This exercise calls for printing every record exactly once more.

RECORDS FOR THIS EXERCISE
=== Section Start ===
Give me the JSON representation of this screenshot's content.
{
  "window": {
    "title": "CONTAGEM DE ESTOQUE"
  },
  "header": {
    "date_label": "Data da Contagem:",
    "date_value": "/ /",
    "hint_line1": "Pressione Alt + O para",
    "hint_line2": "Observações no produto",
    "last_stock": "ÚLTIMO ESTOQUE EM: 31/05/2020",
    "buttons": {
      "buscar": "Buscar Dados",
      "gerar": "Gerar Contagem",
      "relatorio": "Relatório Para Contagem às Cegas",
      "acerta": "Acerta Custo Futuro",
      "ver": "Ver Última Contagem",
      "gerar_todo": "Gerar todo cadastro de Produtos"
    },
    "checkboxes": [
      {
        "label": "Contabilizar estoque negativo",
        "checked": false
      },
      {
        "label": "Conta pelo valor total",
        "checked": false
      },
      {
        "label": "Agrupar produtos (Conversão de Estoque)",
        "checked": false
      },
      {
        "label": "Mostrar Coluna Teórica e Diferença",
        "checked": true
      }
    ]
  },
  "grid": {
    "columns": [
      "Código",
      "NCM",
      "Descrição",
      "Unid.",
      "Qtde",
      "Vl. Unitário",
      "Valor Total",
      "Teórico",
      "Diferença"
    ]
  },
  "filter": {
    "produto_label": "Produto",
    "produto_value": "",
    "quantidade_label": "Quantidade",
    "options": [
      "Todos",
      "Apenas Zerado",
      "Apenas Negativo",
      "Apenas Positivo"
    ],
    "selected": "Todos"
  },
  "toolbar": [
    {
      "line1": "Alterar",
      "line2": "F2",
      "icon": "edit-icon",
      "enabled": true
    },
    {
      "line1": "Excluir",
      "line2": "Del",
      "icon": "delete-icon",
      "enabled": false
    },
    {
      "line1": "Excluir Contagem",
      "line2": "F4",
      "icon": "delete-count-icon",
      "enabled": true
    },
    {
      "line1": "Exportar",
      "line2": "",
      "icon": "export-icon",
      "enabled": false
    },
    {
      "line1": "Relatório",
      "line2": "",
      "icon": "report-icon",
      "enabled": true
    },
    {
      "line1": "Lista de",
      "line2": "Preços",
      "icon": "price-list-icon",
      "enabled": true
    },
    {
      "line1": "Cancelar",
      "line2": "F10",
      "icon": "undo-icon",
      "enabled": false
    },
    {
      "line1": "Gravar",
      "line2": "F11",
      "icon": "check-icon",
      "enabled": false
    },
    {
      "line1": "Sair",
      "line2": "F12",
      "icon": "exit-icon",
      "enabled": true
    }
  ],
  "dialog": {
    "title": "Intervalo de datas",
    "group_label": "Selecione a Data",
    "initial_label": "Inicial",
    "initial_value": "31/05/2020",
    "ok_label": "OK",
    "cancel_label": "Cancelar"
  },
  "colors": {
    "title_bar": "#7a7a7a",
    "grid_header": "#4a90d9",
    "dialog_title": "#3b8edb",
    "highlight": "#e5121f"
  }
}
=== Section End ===
RESPONSE TO THE TASK
Give me the JSON representation of this screenshot's content.
{
  "window": {
    "title": "CONTAGEM DE ESTOQUE"
  },
  "header": {
    "date_label": "Data da Contagem:",
    "date_value": "/ /",
    "hint_line1": "Pressione Alt + O para",
    "hint_line2": "Observações no produto",
    "last_stock": "ÚLTIMO ESTOQUE EM: 31/05/2020",
    "buttons": {
      "buscar": "Buscar Dados",
      "gerar": "Gerar Contagem",
      "relatorio": "Relatório Para Contagem às Cegas",
      "acerta": "Acerta Custo Futuro",
      "ver": "Ver Última Contagem",
      "gerar_todo": "Gerar todo cadastro de Produtos"
    },
    "checkboxes": [
      {
        "label": "Contabilizar estoque negativo",
        "checked": false
      },
      {
        "label": "Conta pelo valor total",
        "checked": false
      },
      {
        "label": "Agrupar produtos (Conversão de Estoque)",
        "checked": false
      },
      {
        "label": "Mostrar Coluna Teórica e Diferença",
        "checked": true
      }
    ]
  },
  "grid": {
    "columns": [
      "Código",
      "NCM",
      "Descrição",
      "Unid.",
      "Qtde",
      "Vl. Unitário",
      "Valor Total",
      "Teórico",
      "Diferença"
    ]
  },
  "filter": {
    "produto_label": "Produto",
    "produto_value": "",
    "quantidade_label": "Quantidade",
    "options": [
      "Todos",
      "Apenas Zerado",
      "Apenas Negativo",
      "Apenas Positivo"
    ],
    "selected": "Todos"
  },
  "toolbar": [
    {
      "line1": "Alterar",
      "line2": "F2",
      "icon": "edit-icon",
      "enabled": true
    },
    {
      "line1": "Excluir",
      "line2": "Del",
      "icon": "delete-icon",
      "enabled": false
    },
    {
      "line1": "Excluir Contagem",
      "line2": "F4",
      "icon": "delete-count-icon",
      "enabled": true
    },
    {
      "line1": "Exportar",
      "line2": "",
      "icon": "export-icon",
      "enabled": false
    },
    {
      "line1": "Relatório",
      "line2": "",
      "icon": "report-icon",
      "enabled": true
    },
    {
      "line1": "Lista de",
      "line2": "Preços",
      "icon": "price-list-icon",
      "enabled": true
    },
    {
      "line1": "Cancelar",
      "line2": "F10",
      "icon": "undo-icon",
      "enabled": false
    },
    {
      "line1": "Gravar",
      "line2": "F11",
      "icon": "check-icon",
      "enabled": false
    },
    {
      "line1": "Sair",
      "line2": "F12",
      "icon": "exit-icon",
      "enabled": true
    }
  ],
  "dialog": {
    "title": "Intervalo de datas",
    "group_label": "Selecione a Data",
    "initial_label": "Inicial",
    "initial_value": "31/05/2020",
    "ok_label": "OK",
    "cancel_label": "Cancelar"
  },
  "colors": {
    "title_bar": "#7a7a7a",
    "grid_header": "#4a90d9",
    "dialog_title": "#3b8edb",
    "highlight": "#e5121f"
  }
}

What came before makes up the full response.